Types of intravesical therapy
There are two types of intravesical therapy:
Immunotherapy causes the body’s immune system to attack cancer cells.
Bladder cancer BCG treatment
Bladder cancer BCG treatment: Bacillus Calmette-Guérin (BCG) therapy is the most common intravesical immunotherapy for the treatment of early-stage bladder cancer. It is used to help keep the cancer from growing and to help keep it from coming back.
BCG is a germ that is related to the germ that causes tuberculosis (TB), but does not usually cause serious illness. It is administered directly into the bladder through a catheter. It reaches cancer cells and “activates” the immune system. Immune system cells are attracted to the bladder to attack cancer cells. BCG must come into contact with cancer cells to be effective. This is the reason it is used for intravesical therapy.
BCG treatment can cause a wide range of symptoms. Influenza (flu)-like symptoms such as fever, aches, chills, and fatigue are common and may last 2-3 days after treatment. It is also common to cause a burning sensation in the bladder, the need to urinate often, and even blood in the urine. Rarely, BCG can spread into the blood and throughout the body, causing a serious infection. This can happen even years after treatment. One sign of this may be a high fever that is not relieved by Tylenol or similar medications. If this happens, call your doctor right away. You may want to call your doctor’s office to ask about other serious side effects to watch for.
For this treatment, chemotherapy drugs (chemo) are put directly into the bladder through a catheter. These drugs actively kill growing cancer cells. Many of these same drugs can also be given systemically (usually through a vein) to treat more advanced stages of bladder cancer. Intravesical chemotherapy is most often used when intravesical immunotherapy is not working. It is rarely used for more than a year.

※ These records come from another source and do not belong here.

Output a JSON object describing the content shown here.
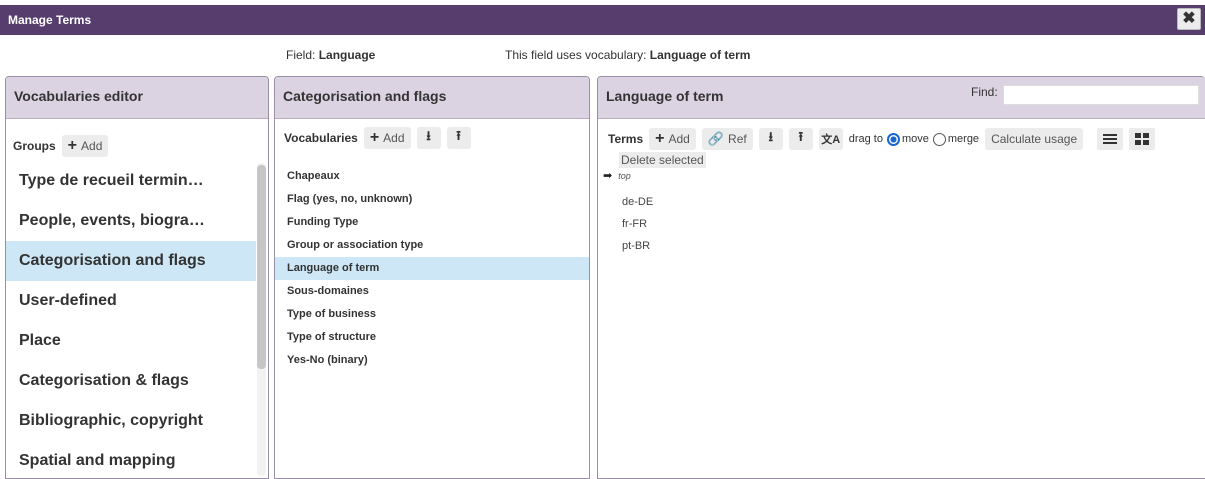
{
  "window": {
    "title": "Manage Terms",
    "close_icon": "close-icon"
  },
  "field_info": {
    "field_label": "Field: ",
    "field_value": "Language",
    "vocab_label": "This field uses vocabulary: ",
    "vocab_value": "Language of term"
  },
  "groups_panel": {
    "title": "Vocabularies editor",
    "toolbar_label": "Groups",
    "add_label": "Add",
    "items": [
      "Type de recueil termin…",
      "People, events, biogra…",
      "Categorisation and flags",
      "User-defined",
      "Place",
      "Categorisation & flags",
      "Bibliographic, copyright",
      "Spatial and mapping"
    ],
    "selected_index": 2
  },
  "vocab_panel": {
    "title": "Categorisation and flags",
    "toolbar_label": "Vocabularies",
    "add_label": "Add",
    "items": [
      "Chapeaux",
      "Flag (yes, no, unknown)",
      "Funding Type",
      "Group or association type",
      "Language of term",
      "Sous-domaines",
      "Type of business",
      "Type of structure",
      "Yes-No (binary)"
    ],
    "selected_index": 4
  },
  "terms_panel": {
    "title": "Language of term",
    "find_label": "Find:",
    "find_value": "",
    "toolbar_label": "Terms",
    "add_label": "Add",
    "ref_label": "Ref",
    "drag_to_label": "drag to",
    "move_label": "move",
    "merge_label": "merge",
    "drag_mode": "move",
    "calc_label": "Calculate usage",
    "delete_label": "Delete selected",
    "top_label": "top",
    "terms": [
      "de-DE",
      "fr-FR",
      "pt-BR"
    ]
  },
  "colors": {
    "titlebar": "#563d6e",
    "panel_header": "#dcd3e2",
    "selected": "#cde7f6",
    "radio": "#1a66d0"
  }
}
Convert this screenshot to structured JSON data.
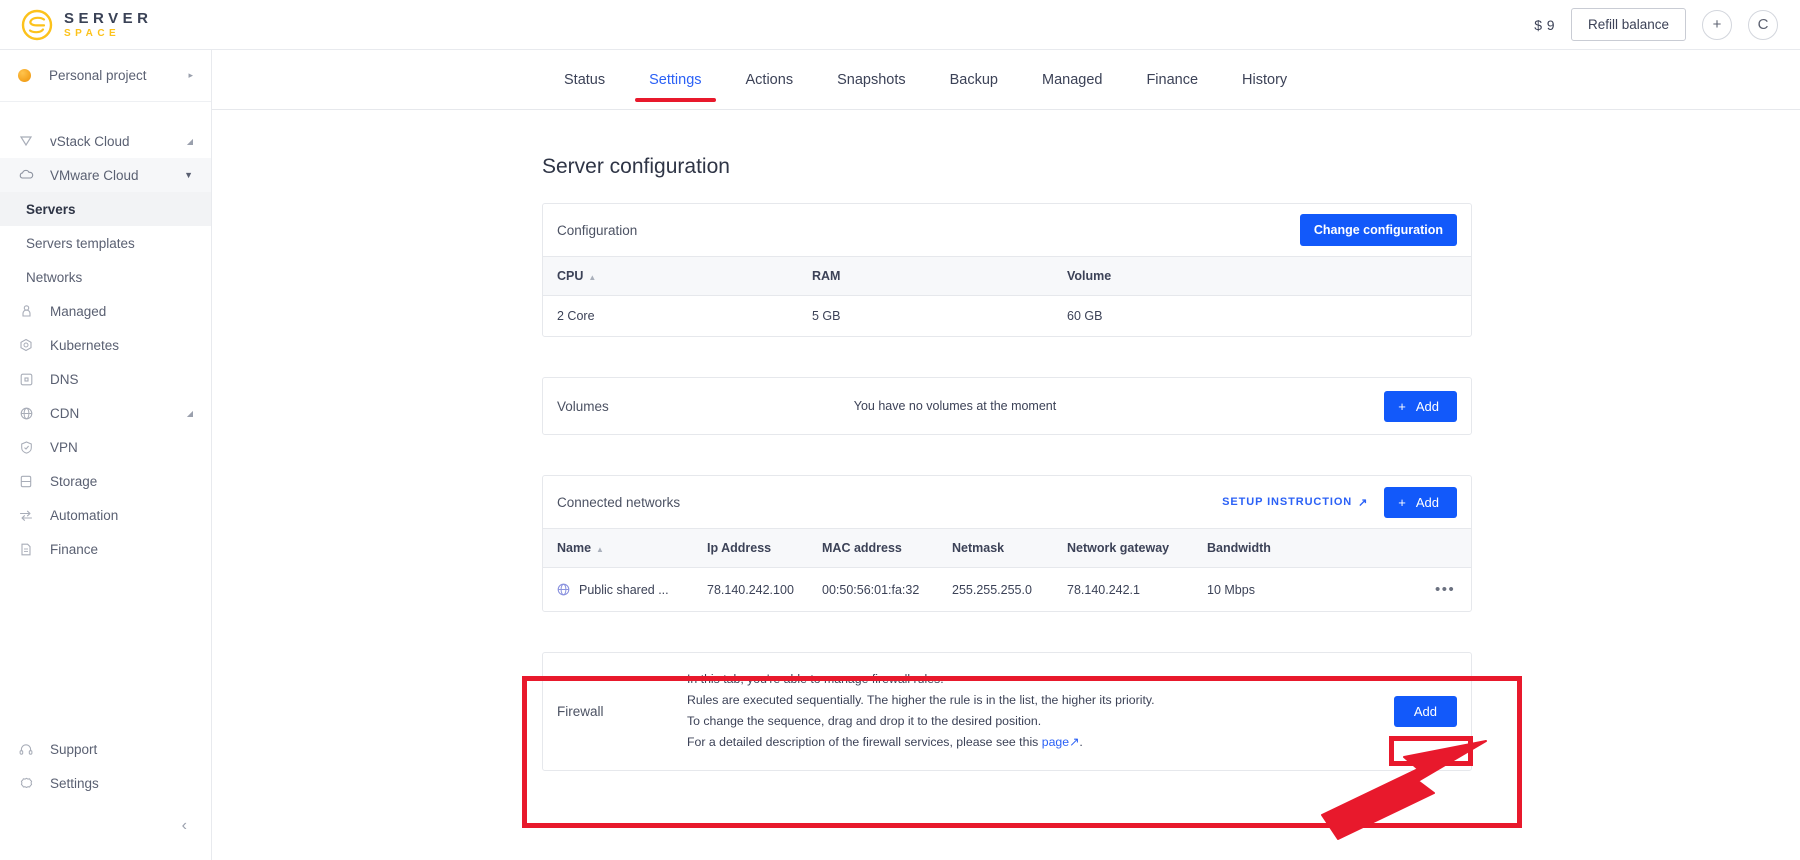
{
  "brand": {
    "name_top": "SERVER",
    "name_bottom": "SPACE",
    "accent": "#fcc21b",
    "dark": "#3a4256"
  },
  "topbar": {
    "balance": "$ 9",
    "refill_label": "Refill balance",
    "add_icon": "+",
    "avatar_label": "C"
  },
  "sidebar": {
    "project": {
      "label": "Personal project",
      "caret": "▸"
    },
    "items": [
      {
        "label": "vStack Cloud",
        "icon": "vstack-icon",
        "caret": "◢",
        "type": "group"
      },
      {
        "label": "VMware Cloud",
        "icon": "cloud-icon",
        "caret": "▼",
        "type": "group-open"
      },
      {
        "label": "Servers",
        "type": "sub",
        "selected": true
      },
      {
        "label": "Servers templates",
        "type": "sub"
      },
      {
        "label": "Networks",
        "type": "sub"
      },
      {
        "label": "Managed",
        "icon": "user-shield-icon"
      },
      {
        "label": "Kubernetes",
        "icon": "kubernetes-icon"
      },
      {
        "label": "DNS",
        "icon": "dns-icon"
      },
      {
        "label": "CDN",
        "icon": "globe-icon",
        "caret": "◢"
      },
      {
        "label": "VPN",
        "icon": "shield-check-icon"
      },
      {
        "label": "Storage",
        "icon": "database-icon"
      },
      {
        "label": "Automation",
        "icon": "automation-icon"
      },
      {
        "label": "Finance",
        "icon": "document-icon"
      }
    ],
    "bottom_items": [
      {
        "label": "Support",
        "icon": "headset-icon"
      },
      {
        "label": "Settings",
        "icon": "gear-icon"
      }
    ],
    "collapse_icon": "‹"
  },
  "tabs": [
    {
      "label": "Status",
      "active": false
    },
    {
      "label": "Settings",
      "active": true
    },
    {
      "label": "Actions",
      "active": false
    },
    {
      "label": "Snapshots",
      "active": false
    },
    {
      "label": "Backup",
      "active": false
    },
    {
      "label": "Managed",
      "active": false
    },
    {
      "label": "Finance",
      "active": false
    },
    {
      "label": "History",
      "active": false
    }
  ],
  "page": {
    "title": "Server configuration"
  },
  "configuration": {
    "header": "Configuration",
    "change_button": "Change configuration",
    "columns": [
      "CPU",
      "RAM",
      "Volume"
    ],
    "sort_column": "CPU",
    "rows": [
      {
        "cpu": "2 Core",
        "ram": "5 GB",
        "volume": "60 GB"
      }
    ]
  },
  "volumes": {
    "header": "Volumes",
    "empty_text": "You have no volumes at the moment",
    "add_button": "Add",
    "add_icon": "+"
  },
  "networks": {
    "header": "Connected networks",
    "setup_link": "Setup instruction",
    "setup_link_icon": "↗",
    "add_button": "Add",
    "add_icon": "+",
    "columns": [
      "Name",
      "Ip Address",
      "MAC address",
      "Netmask",
      "Network gateway",
      "Bandwidth"
    ],
    "sort_column": "Name",
    "rows": [
      {
        "name": "Public shared ...",
        "ip": "78.140.242.100",
        "mac": "00:50:56:01:fa:32",
        "netmask": "255.255.255.0",
        "gateway": "78.140.242.1",
        "bandwidth": "10 Mbps",
        "menu_icon": "•••"
      }
    ]
  },
  "firewall": {
    "header": "Firewall",
    "line1": "In this tab, you're able to manage firewall rules.",
    "line2": "Rules are executed sequentially. The higher the rule is in the list, the higher its priority.",
    "line3": "To change the sequence, drag and drop it to the desired position.",
    "line4_prefix": "For a detailed description of the firewall services, please see this ",
    "line4_link": "page",
    "line4_link_icon": "↗",
    "line4_suffix": ".",
    "add_button": "Add"
  },
  "annotations": {
    "highlight_color": "#e8192c",
    "arrow": "pointer-arrow",
    "region": "firewall-section",
    "target": "firewall-add-button"
  },
  "colors": {
    "primary": "#1259fa",
    "link": "#2b61f6",
    "annotation": "#e8192c"
  }
}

The chemotherapy solution may be heated before it is delivered into the bladder. Some experts think this makes the drug work better and helps it reach cancer cells. When the chemo is heated, it may be called hyperthermic intravesical therapy.
Mitomycin is the most commonly used drug for intravesical chemotherapy. Giving mitomycin into the bladder by heating the inside of the bladder, a treatment called mitomycin electromotive therapy , may work even better than giving mitomycin intravesically in the usual way.
Gemcitabine may cause fewer side effects than mitomycin and is less likely to be absorbed into the blood.
If BCG therapy stops working, valrubicin can be used, but not all experts agree with this treatment.
The main side effects of intravesical chemotherapy are irritation, a burning sensation in the bladder, and blood in the urine.
A main advantage of giving chemotherapy directly into the bladder instead of injecting it into the bloodstream is that the drugs usually don’t reach and affect other parts of the body. This helps people avoid many of the side effects associated with chemotherapy.
Can bladder cancer be prevented?
In order to prevent bladder cancer, it is particularly important to minimize both active and passive tobacco consumption. Ideally, you should give up smoking completely, as this reduces your risk of disease.
If you work in a profession that involves contact with hazardous substances, it is important that you observe safety regulations. Be aware that the time from exposure to hazardous substances to the onset of cancer may be very long (up to 40 years).
Don’t forget that there are no clear symptoms of bladder cancer and the disease usually does not cause any symptoms for a long time. If you suffer from chronic bladder infections, notice discoloration in the urine or suffer from bladder emptying disorders or pain, it is advisable to have this clarified by a doctor as soon as possible.